In short, the root cause of the weekend’s upsets lay not with and of the Second Life services but with one of the Lab’s network providers – and was exacerbated by the fact the first couple of times it happened – Thursday and Friday – it appeared to correct itself on both occasions before the Lab could fully identify the root cause.
On Sunday, the problems started up again, but fortunately April’s team were able to pin down the issue and commence work with their provider – which obviously meant getting Second Life back on an even keel was pretty much in the hands of a third-party rather than being fully under the Lab’s control.
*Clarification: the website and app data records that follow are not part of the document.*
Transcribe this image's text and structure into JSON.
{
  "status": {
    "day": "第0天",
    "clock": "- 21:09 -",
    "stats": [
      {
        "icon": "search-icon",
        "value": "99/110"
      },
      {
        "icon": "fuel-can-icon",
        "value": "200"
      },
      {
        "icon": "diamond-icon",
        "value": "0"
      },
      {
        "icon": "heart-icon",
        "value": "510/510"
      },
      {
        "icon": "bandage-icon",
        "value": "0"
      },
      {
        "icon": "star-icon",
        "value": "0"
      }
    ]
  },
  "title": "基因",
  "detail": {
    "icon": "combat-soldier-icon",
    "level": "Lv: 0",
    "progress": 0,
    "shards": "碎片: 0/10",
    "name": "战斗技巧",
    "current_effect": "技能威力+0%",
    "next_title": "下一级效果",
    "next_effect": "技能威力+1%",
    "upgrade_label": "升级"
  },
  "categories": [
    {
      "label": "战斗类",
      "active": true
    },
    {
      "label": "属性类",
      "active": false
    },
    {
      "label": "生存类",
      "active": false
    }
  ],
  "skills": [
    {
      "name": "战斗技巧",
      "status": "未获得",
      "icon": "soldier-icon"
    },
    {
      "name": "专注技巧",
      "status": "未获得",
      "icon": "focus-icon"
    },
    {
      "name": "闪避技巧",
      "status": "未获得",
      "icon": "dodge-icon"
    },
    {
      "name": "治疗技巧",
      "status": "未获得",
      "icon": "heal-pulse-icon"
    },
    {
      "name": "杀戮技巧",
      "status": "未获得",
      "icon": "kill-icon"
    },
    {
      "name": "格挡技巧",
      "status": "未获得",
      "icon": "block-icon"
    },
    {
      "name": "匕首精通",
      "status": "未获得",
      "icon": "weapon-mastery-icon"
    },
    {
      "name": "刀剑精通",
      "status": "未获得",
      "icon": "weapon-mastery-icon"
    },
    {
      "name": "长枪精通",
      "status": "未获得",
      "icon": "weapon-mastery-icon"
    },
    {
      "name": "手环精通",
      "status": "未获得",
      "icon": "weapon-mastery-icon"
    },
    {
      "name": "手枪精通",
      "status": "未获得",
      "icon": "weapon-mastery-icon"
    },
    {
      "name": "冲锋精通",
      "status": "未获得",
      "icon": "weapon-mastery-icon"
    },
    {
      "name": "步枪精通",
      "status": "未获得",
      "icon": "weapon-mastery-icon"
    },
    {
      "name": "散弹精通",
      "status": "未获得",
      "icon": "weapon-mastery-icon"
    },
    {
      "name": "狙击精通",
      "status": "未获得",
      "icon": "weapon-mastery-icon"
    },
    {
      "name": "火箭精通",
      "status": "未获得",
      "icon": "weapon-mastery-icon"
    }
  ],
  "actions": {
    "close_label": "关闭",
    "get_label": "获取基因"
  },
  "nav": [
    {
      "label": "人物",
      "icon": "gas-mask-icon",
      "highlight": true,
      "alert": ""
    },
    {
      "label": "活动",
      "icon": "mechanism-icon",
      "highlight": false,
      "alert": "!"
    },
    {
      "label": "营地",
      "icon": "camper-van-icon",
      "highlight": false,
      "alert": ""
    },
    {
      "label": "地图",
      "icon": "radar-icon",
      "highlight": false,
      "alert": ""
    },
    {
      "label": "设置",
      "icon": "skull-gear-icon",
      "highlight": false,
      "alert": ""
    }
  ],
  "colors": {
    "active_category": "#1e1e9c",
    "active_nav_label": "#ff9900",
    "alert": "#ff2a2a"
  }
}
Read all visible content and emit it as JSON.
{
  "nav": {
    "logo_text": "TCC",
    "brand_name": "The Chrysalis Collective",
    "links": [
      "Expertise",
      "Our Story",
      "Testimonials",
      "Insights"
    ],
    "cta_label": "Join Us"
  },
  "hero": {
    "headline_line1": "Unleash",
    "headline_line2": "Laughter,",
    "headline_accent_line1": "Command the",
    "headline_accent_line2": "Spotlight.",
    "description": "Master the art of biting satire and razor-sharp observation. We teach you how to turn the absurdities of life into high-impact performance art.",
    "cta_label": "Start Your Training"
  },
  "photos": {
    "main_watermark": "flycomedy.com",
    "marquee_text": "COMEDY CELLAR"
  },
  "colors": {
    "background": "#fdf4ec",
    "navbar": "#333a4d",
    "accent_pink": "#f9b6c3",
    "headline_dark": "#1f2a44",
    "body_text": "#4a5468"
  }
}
Our stuff was (and still is) working just fine, but we were getting intermittent errors and delays on traffic that was routed through one of our providers. We quickly opened a ticket with the network provider and started engaging with them. That’s never a fun thing to do because these are times when we’re waiting on hold on the phone with a vendor while Second Life isn’t running as well as it usually does.
After several hours trying to troubleshoot with the vendor, we decided to swing a bigger hammer and adjust our Internet routing. It took a few attempts, but we finally got it, and we were able to route around the problematic network. We’re still trying to troubleshoot with the vendor, but Second Life is back to normal again.
– Extract from April Linden’s blog post
As a result of the problems April’s team is working on moving some of the Lab’s services to make Second Life more resilient to similar incidents.
During the issues, some speculated if the problems were a result of the power outages being experienced in California at the time. As April notes, this was not the case – while Linden Lab’s head office is in San Francisco, the core servers and services are located in Arizona. However, resolving the issues from California were affected by the outages, again as April notes in her post.
It’s something I’ve noted before, and will likely state again: feedback like this from April, laying out what happened when SL encounters problems are always an educational / invaluable read, not only explaining the issue itself, but in also providing worthwhile insight into the complexities of Second Life.